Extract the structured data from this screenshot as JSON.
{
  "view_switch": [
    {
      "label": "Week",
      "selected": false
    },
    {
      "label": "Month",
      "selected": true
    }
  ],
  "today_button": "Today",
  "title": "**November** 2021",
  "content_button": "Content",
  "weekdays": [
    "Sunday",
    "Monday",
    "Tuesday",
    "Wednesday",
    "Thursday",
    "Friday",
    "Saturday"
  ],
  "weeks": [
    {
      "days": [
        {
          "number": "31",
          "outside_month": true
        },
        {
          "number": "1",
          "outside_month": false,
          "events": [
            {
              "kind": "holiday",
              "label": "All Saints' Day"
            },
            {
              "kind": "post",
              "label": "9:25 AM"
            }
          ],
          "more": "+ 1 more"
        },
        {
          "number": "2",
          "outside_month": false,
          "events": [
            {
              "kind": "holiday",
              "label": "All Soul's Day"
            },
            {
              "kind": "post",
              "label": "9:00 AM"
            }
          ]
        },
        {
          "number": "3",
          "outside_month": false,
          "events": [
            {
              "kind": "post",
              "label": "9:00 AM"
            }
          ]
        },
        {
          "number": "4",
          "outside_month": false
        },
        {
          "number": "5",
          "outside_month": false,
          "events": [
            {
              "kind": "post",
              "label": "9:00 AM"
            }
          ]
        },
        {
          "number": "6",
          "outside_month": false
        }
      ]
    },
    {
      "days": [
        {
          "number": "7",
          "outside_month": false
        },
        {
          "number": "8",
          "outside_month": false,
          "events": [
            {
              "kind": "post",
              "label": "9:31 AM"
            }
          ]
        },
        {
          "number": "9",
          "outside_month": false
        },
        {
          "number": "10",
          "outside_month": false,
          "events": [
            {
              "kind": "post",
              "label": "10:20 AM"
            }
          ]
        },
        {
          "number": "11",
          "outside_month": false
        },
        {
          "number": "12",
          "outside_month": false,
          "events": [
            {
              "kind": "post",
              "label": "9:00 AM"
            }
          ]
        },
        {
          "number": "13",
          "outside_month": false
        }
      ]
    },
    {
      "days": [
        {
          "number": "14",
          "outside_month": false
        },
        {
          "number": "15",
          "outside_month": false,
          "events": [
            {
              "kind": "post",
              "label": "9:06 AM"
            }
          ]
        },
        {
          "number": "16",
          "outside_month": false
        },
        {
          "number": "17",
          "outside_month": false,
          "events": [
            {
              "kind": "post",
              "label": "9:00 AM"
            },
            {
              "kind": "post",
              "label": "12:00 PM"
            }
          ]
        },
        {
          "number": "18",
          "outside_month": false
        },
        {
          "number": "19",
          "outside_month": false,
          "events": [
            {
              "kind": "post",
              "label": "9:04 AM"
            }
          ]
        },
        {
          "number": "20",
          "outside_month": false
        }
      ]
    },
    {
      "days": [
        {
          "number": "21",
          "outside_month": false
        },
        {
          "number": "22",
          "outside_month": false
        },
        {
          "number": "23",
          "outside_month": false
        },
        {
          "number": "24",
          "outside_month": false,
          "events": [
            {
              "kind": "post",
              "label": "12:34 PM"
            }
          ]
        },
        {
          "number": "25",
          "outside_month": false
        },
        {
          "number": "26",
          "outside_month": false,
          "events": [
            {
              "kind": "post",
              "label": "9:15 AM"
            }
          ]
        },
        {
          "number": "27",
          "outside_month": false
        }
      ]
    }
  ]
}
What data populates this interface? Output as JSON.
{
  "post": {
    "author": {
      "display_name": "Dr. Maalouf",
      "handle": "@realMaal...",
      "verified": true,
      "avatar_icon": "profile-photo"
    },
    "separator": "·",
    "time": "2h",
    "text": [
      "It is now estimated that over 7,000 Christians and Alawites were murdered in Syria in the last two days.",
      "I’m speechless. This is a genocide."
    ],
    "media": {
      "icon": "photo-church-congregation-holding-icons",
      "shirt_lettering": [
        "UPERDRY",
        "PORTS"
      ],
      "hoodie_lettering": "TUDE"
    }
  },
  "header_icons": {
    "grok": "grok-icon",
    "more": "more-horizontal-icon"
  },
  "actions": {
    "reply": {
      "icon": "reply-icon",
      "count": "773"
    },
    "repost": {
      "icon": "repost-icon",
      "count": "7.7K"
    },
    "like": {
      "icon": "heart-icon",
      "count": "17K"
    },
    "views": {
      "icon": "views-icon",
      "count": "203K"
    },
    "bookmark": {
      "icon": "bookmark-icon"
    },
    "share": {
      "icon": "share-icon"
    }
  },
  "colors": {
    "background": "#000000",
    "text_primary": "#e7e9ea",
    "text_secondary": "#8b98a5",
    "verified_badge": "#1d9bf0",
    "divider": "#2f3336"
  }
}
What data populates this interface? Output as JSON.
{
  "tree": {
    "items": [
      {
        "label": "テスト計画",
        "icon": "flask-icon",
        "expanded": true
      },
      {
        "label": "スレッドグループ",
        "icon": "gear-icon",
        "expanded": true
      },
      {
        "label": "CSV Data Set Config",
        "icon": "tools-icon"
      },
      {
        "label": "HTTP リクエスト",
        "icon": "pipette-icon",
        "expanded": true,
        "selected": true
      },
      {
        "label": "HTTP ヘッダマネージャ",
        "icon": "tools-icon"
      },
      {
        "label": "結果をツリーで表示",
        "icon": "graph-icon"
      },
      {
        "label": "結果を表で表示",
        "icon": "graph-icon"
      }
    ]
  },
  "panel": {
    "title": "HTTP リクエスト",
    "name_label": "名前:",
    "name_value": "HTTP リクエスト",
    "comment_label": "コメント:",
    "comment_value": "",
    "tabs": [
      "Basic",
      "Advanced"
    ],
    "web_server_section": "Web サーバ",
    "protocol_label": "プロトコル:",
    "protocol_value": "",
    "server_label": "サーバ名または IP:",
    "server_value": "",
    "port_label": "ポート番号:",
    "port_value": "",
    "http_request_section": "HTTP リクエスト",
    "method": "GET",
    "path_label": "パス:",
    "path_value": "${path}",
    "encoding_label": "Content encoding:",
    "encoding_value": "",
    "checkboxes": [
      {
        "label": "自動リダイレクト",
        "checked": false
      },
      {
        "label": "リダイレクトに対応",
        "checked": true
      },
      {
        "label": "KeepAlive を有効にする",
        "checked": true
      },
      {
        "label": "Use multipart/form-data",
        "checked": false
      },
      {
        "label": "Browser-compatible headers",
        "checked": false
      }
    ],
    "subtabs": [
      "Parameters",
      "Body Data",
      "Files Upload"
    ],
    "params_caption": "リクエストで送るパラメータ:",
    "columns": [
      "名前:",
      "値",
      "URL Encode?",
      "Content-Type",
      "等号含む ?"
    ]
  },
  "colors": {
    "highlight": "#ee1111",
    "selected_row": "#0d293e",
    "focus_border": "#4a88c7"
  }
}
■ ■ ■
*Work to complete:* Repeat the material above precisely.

*Output for this task:*
Extract the structured data from this screenshot as JSON.
{
  "view_switch": [
    {
      "label": "Week",
      "selected": false
    },
    {
      "label": "Month",
      "selected": true
    }
  ],
  "today_button": "Today",
  "title": "**November** 2021",
  "content_button": "Content",
  "weekdays": [
    "Sunday",
    "Monday",
    "Tuesday",
    "Wednesday",
    "Thursday",
    "Friday",
    "Saturday"
  ],
  "weeks": [
    {
      "days": [
        {
          "number": "31",
          "outside_month": true
        },
        {
          "number": "1",
          "outside_month": false,
          "events": [
            {
              "kind": "holiday",
              "label": "All Saints' Day"
            },
            {
              "kind": "post",
              "label": "9:25 AM"
            }
          ],
          "more": "+ 1 more"
        },
        {
          "number": "2",
          "outside_month": false,
          "events": [
            {
              "kind": "holiday",
              "label": "All Soul's Day"
            },
            {
              "kind": "post",
              "label": "9:00 AM"
            }
          ]
        },
        {
          "number": "3",
          "outside_month": false,
          "events": [
            {
              "kind": "post",
              "label": "9:00 AM"
            }
          ]
        },
        {
          "number": "4",
          "outside_month": false
        },
        {
          "number": "5",
          "outside_month": false,
          "events": [
            {
              "kind": "post",
              "label": "9:00 AM"
            }
          ]
        },
        {
          "number": "6",
          "outside_month": false
        }
      ]
    },
    {
      "days": [
        {
          "number": "7",
          "outside_month": false
        },
        {
          "number": "8",
          "outside_month": false,
          "events": [
            {
              "kind": "post",
              "label": "9:31 AM"
            }
          ]
        },
        {
          "number": "9",
          "outside_month": false
        },
        {
          "number": "10",
          "outside_month": false,
          "events": [
            {
              "kind": "post",
              "label": "10:20 AM"
            }
          ]
        },
        {
          "number": "11",
          "outside_month": false
        },
        {
          "number": "12",
          "outside_month": false,
          "events": [
            {
              "kind": "post",
              "label": "9:00 AM"
            }
          ]
        },
        {
          "number": "13",
          "outside_month": false
        }
      ]
    },
    {
      "days": [
        {
          "number": "14",
          "outside_month": false
        },
        {
          "number": "15",
          "outside_month": false,
          "events": [
            {
              "kind": "post",
              "label": "9:06 AM"
            }
          ]
        },
        {
          "number": "16",
          "outside_month": false
        },
        {
          "number": "17",
          "outside_month": false,
          "events": [
            {
              "kind": "post",
              "label": "9:00 AM"
            },
            {
              "kind": "post",
              "label": "12:00 PM"
            }
          ]
        },
        {
          "number": "18",
          "outside_month": false
        },
        {
          "number": "19",
          "outside_month": false,
          "events": [
            {
              "kind": "post",
              "label": "9:04 AM"
            }
          ]
        },
        {
          "number": "20",
          "outside_month": false
        }
      ]
    },
    {
      "days": [
        {
          "number": "21",
          "outside_month": false
        },
        {
          "number": "22",
          "outside_month": false
        },
        {
          "number": "23",
          "outside_month": false
        },
        {
          "number": "24",
          "outside_month": false,
          "events": [
            {
              "kind": "post",
              "label": "12:34 PM"
            }
          ]
        },
        {
          "number": "25",
          "outside_month": false
        },
        {
          "number": "26",
          "outside_month": false,
          "events": [
            {
              "kind": "post",
              "label": "9:15 AM"
            }
          ]
        },
        {
          "number": "27",
          "outside_month": false
        }
      ]
    }
  ]
}
What data populates this interface? Output as JSON.
{
  "post": {
    "author": {
      "display_name": "Dr. Maalouf",
      "handle": "@realMaal...",
      "verified": true,
      "avatar_icon": "profile-photo"
    },
    "separator": "·",
    "time": "2h",
    "text": [
      "It is now estimated that over 7,000 Christians and Alawites were murdered in Syria in the last two days.",
      "I’m speechless. This is a genocide."
    ],
    "media": {
      "icon": "photo-church-congregation-holding-icons",
      "shirt_lettering": [
        "UPERDRY",
        "PORTS"
      ],
      "hoodie_lettering": "TUDE"
    }
  },
  "header_icons": {
    "grok": "grok-icon",
    "more": "more-horizontal-icon"
  },
  "actions": {
    "reply": {
      "icon": "reply-icon",
      "count": "773"
    },
    "repost": {
      "icon": "repost-icon",
      "count": "7.7K"
    },
    "like": {
      "icon": "heart-icon",
      "count": "17K"
    },
    "views": {
      "icon": "views-icon",
      "count": "203K"
    },
    "bookmark": {
      "icon": "bookmark-icon"
    },
    "share": {
      "icon": "share-icon"
    }
  },
  "colors": {
    "background": "#000000",
    "text_primary": "#e7e9ea",
    "text_secondary": "#8b98a5",
    "verified_badge": "#1d9bf0",
    "divider": "#2f3336"
  }
}
What data populates this interface? Output as JSON.
{
  "tree": {
    "items": [
      {
        "label": "テスト計画",
        "icon": "flask-icon",
        "expanded": true
      },
      {
        "label": "スレッドグループ",
        "icon": "gear-icon",
        "expanded": true
      },
      {
        "label": "CSV Data Set Config",
        "icon": "tools-icon"
      },
      {
        "label": "HTTP リクエスト",
        "icon": "pipette-icon",
        "expanded": true,
        "selected": true
      },
      {
        "label": "HTTP ヘッダマネージャ",
        "icon": "tools-icon"
      },
      {
        "label": "結果をツリーで表示",
        "icon": "graph-icon"
      },
      {
        "label": "結果を表で表示",
        "icon": "graph-icon"
      }
    ]
  },
  "panel": {
    "title": "HTTP リクエスト",
    "name_label": "名前:",
    "name_value": "HTTP リクエスト",
    "comment_label": "コメント:",
    "comment_value": "",
    "tabs": [
      "Basic",
      "Advanced"
    ],
    "web_server_section": "Web サーバ",
    "protocol_label": "プロトコル:",
    "protocol_value": "",
    "server_label": "サーバ名または IP:",
    "server_value": "",
    "port_label": "ポート番号:",
    "port_value": "",
    "http_request_section": "HTTP リクエスト",
    "method": "GET",
    "path_label": "パス:",
    "path_value": "${path}",
    "encoding_label": "Content encoding:",
    "encoding_value": "",
    "checkboxes": [
      {
        "label": "自動リダイレクト",
        "checked": false
      },
      {
        "label": "リダイレクトに対応",
        "checked": true
      },
      {
        "label": "KeepAlive を有効にする",
        "checked": true
      },
      {
        "label": "Use multipart/form-data",
        "checked": false
      },
      {
        "label": "Browser-compatible headers",
        "checked": false
      }
    ],
    "subtabs": [
      "Parameters",
      "Body Data",
      "Files Upload"
    ],
    "params_caption": "リクエストで送るパラメータ:",
    "columns": [
      "名前:",
      "値",
      "URL Encode?",
      "Content-Type",
      "等号含む ?"
    ]
  },
  "colors": {
    "highlight": "#ee1111",
    "selected_row": "#0d293e",
    "focus_border": "#4a88c7"
  }
}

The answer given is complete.